EXERCISE DETAILS:
Each entry that follows is to be duplicated exactly, without its images.

DATA SHOWN:
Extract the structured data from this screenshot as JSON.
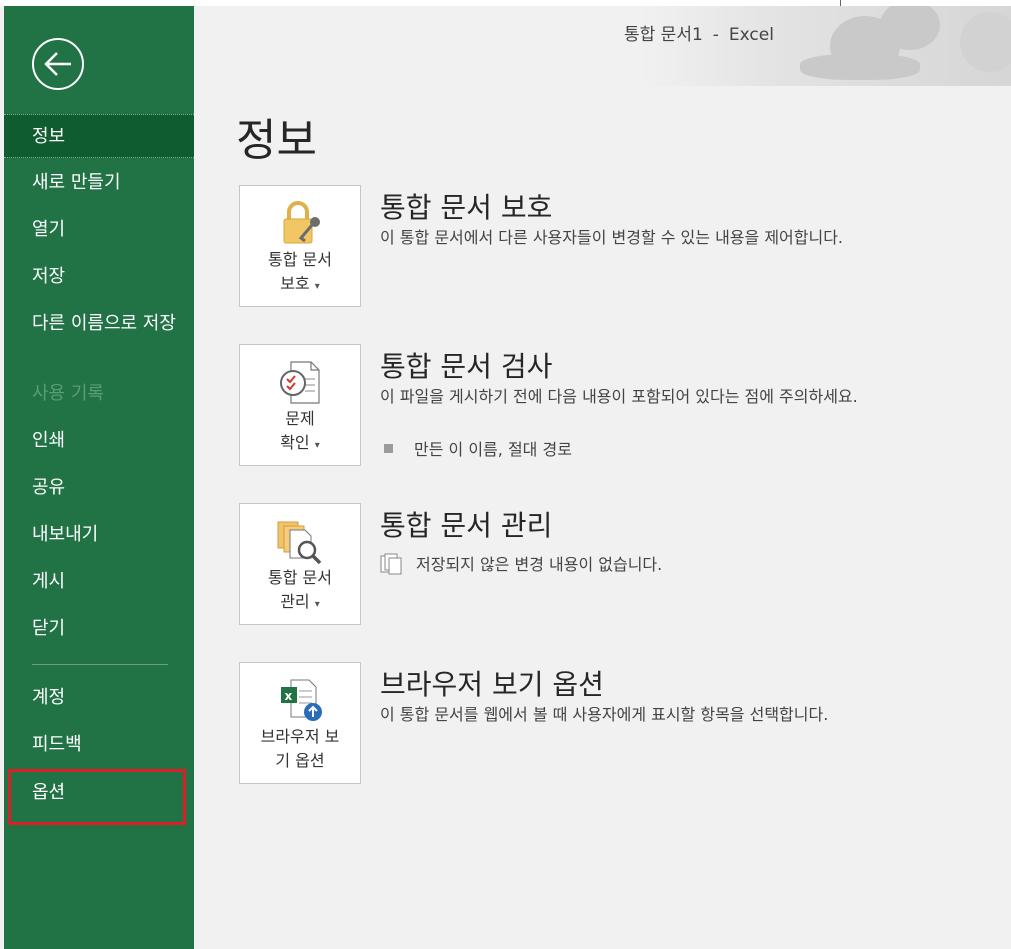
{
  "window": {
    "document_name": "통합 문서1",
    "separator": "-",
    "app_name": "Excel"
  },
  "nav": {
    "items": [
      {
        "label": "정보",
        "state": "selected"
      },
      {
        "label": "새로 만들기",
        "state": "normal"
      },
      {
        "label": "열기",
        "state": "normal"
      },
      {
        "label": "저장",
        "state": "normal"
      },
      {
        "label": "다른 이름으로 저장",
        "state": "normal"
      },
      {
        "label": "사용 기록",
        "state": "disabled"
      },
      {
        "label": "인쇄",
        "state": "normal"
      },
      {
        "label": "공유",
        "state": "normal"
      },
      {
        "label": "내보내기",
        "state": "normal"
      },
      {
        "label": "게시",
        "state": "normal"
      },
      {
        "label": "닫기",
        "state": "normal"
      },
      {
        "label": "계정",
        "state": "normal"
      },
      {
        "label": "피드백",
        "state": "normal"
      },
      {
        "label": "옵션",
        "state": "highlighted"
      }
    ]
  },
  "page": {
    "title": "정보"
  },
  "sections": {
    "protect": {
      "tile_line1": "통합 문서",
      "tile_line2": "보호",
      "heading": "통합 문서 보호",
      "description": "이 통합 문서에서 다른 사용자들이 변경할 수 있는 내용을 제어합니다."
    },
    "inspect": {
      "tile_line1": "문제",
      "tile_line2": "확인",
      "heading": "통합 문서 검사",
      "description": "이 파일을 게시하기 전에 다음 내용이 포함되어 있다는 점에 주의하세요.",
      "bullet": "만든 이 이름, 절대 경로"
    },
    "manage": {
      "tile_line1": "통합 문서",
      "tile_line2": "관리",
      "heading": "통합 문서 관리",
      "description": "저장되지 않은 변경 내용이 없습니다."
    },
    "browser": {
      "tile_line1": "브라우저 보",
      "tile_line2": "기 옵션",
      "heading": "브라우저 보기 옵션",
      "description": "이 통합 문서를 웹에서 볼 때 사용자에게 표시할 항목을 선택합니다."
    }
  },
  "colors": {
    "nav_background": "#217346",
    "nav_selected": "#0e5c2f",
    "highlight_border": "#d92027",
    "page_background": "#f1f1f1"
  }
}
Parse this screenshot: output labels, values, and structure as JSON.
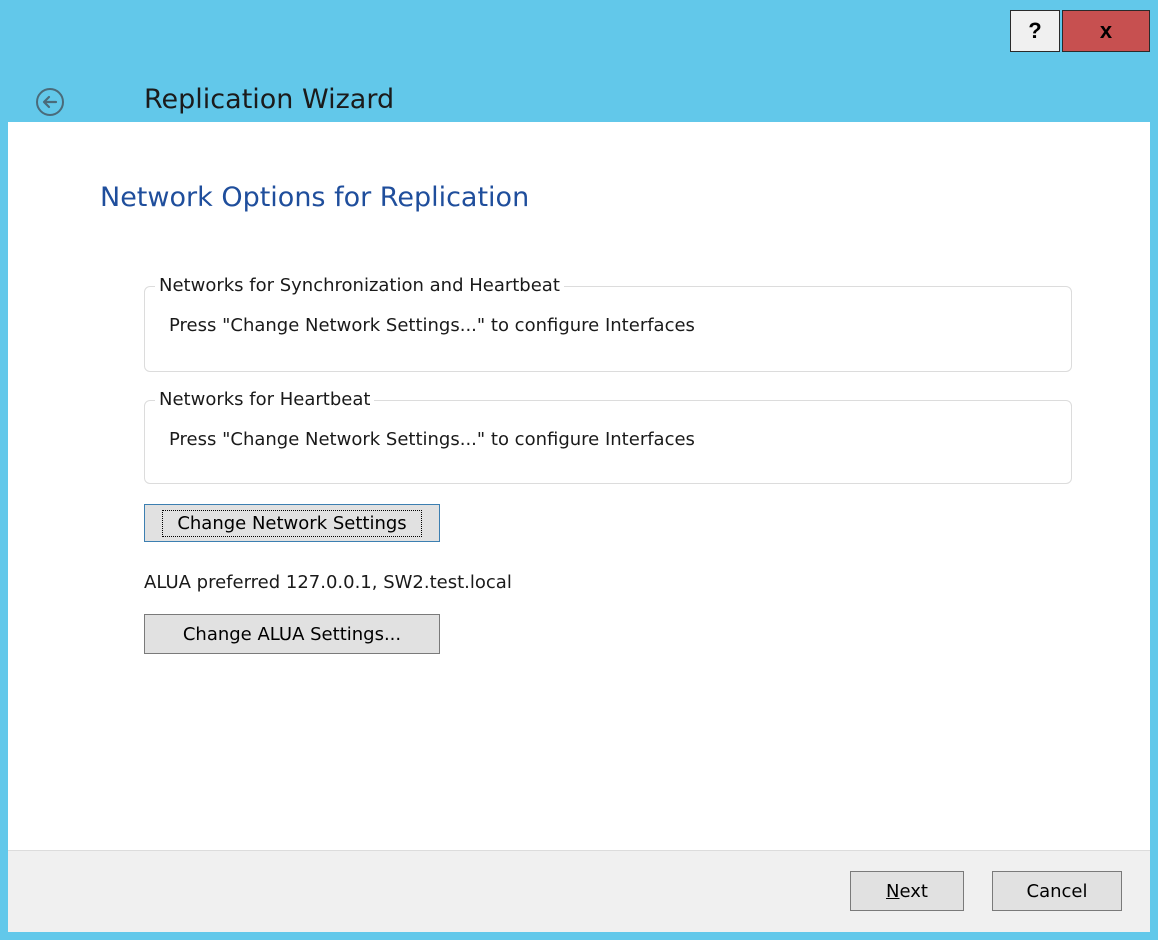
{
  "window": {
    "title": "Replication Wizard",
    "help_label": "?",
    "close_label": "x"
  },
  "page": {
    "heading": "Network Options for Replication"
  },
  "groups": {
    "sync": {
      "legend": "Networks for Synchronization and Heartbeat",
      "text": "Press \"Change Network Settings...\" to configure Interfaces"
    },
    "heartbeat": {
      "legend": "Networks for Heartbeat",
      "text": "Press \"Change Network Settings...\" to configure Interfaces"
    }
  },
  "buttons": {
    "change_network": "Change Network Settings",
    "change_alua": "Change ALUA Settings...",
    "next_mnemonic": "N",
    "next_rest": "ext",
    "cancel": "Cancel"
  },
  "alua": {
    "status": "ALUA preferred 127.0.0.1, SW2.test.local"
  },
  "colors": {
    "accent": "#62c8ea",
    "heading": "#1f4e9c",
    "close": "#c75050"
  }
}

ANSWER SECTION:
Extract the structured data from this screenshot as JSON.
{
  "window": {
    "document_name": "통합 문서1",
    "separator": "-",
    "app_name": "Excel"
  },
  "nav": {
    "items": [
      {
        "label": "정보",
        "state": "selected"
      },
      {
        "label": "새로 만들기",
        "state": "normal"
      },
      {
        "label": "열기",
        "state": "normal"
      },
      {
        "label": "저장",
        "state": "normal"
      },
      {
        "label": "다른 이름으로 저장",
        "state": "normal"
      },
      {
        "label": "사용 기록",
        "state": "disabled"
      },
      {
        "label": "인쇄",
        "state": "normal"
      },
      {
        "label": "공유",
        "state": "normal"
      },
      {
        "label": "내보내기",
        "state": "normal"
      },
      {
        "label": "게시",
        "state": "normal"
      },
      {
        "label": "닫기",
        "state": "normal"
      },
      {
        "label": "계정",
        "state": "normal"
      },
      {
        "label": "피드백",
        "state": "normal"
      },
      {
        "label": "옵션",
        "state": "highlighted"
      }
    ]
  },
  "page": {
    "title": "정보"
  },
  "sections": {
    "protect": {
      "tile_line1": "통합 문서",
      "tile_line2": "보호",
      "heading": "통합 문서 보호",
      "description": "이 통합 문서에서 다른 사용자들이 변경할 수 있는 내용을 제어합니다."
    },
    "inspect": {
      "tile_line1": "문제",
      "tile_line2": "확인",
      "heading": "통합 문서 검사",
      "description": "이 파일을 게시하기 전에 다음 내용이 포함되어 있다는 점에 주의하세요.",
      "bullet": "만든 이 이름, 절대 경로"
    },
    "manage": {
      "tile_line1": "통합 문서",
      "tile_line2": "관리",
      "heading": "통합 문서 관리",
      "description": "저장되지 않은 변경 내용이 없습니다."
    },
    "browser": {
      "tile_line1": "브라우저 보",
      "tile_line2": "기 옵션",
      "heading": "브라우저 보기 옵션",
      "description": "이 통합 문서를 웹에서 볼 때 사용자에게 표시할 항목을 선택합니다."
    }
  },
  "colors": {
    "nav_background": "#217346",
    "nav_selected": "#0e5c2f",
    "highlight_border": "#d92027",
    "page_background": "#f1f1f1"
  }
}
Parse this screenshot: output labels, values, and structure as JSON.
{
  "window": {
    "title": "Replication Wizard",
    "help_label": "?",
    "close_label": "x"
  },
  "page": {
    "heading": "Network Options for Replication"
  },
  "groups": {
    "sync": {
      "legend": "Networks for Synchronization and Heartbeat",
      "text": "Press \"Change Network Settings...\" to configure Interfaces"
    },
    "heartbeat": {
      "legend": "Networks for Heartbeat",
      "text": "Press \"Change Network Settings...\" to configure Interfaces"
    }
  },
  "buttons": {
    "change_network": "Change Network Settings",
    "change_alua": "Change ALUA Settings...",
    "next_mnemonic": "N",
    "next_rest": "ext",
    "cancel": "Cancel"
  },
  "alua": {
    "status": "ALUA preferred 127.0.0.1, SW2.test.local"
  },
  "colors": {
    "accent": "#62c8ea",
    "heading": "#1f4e9c",
    "close": "#c75050"
  }
}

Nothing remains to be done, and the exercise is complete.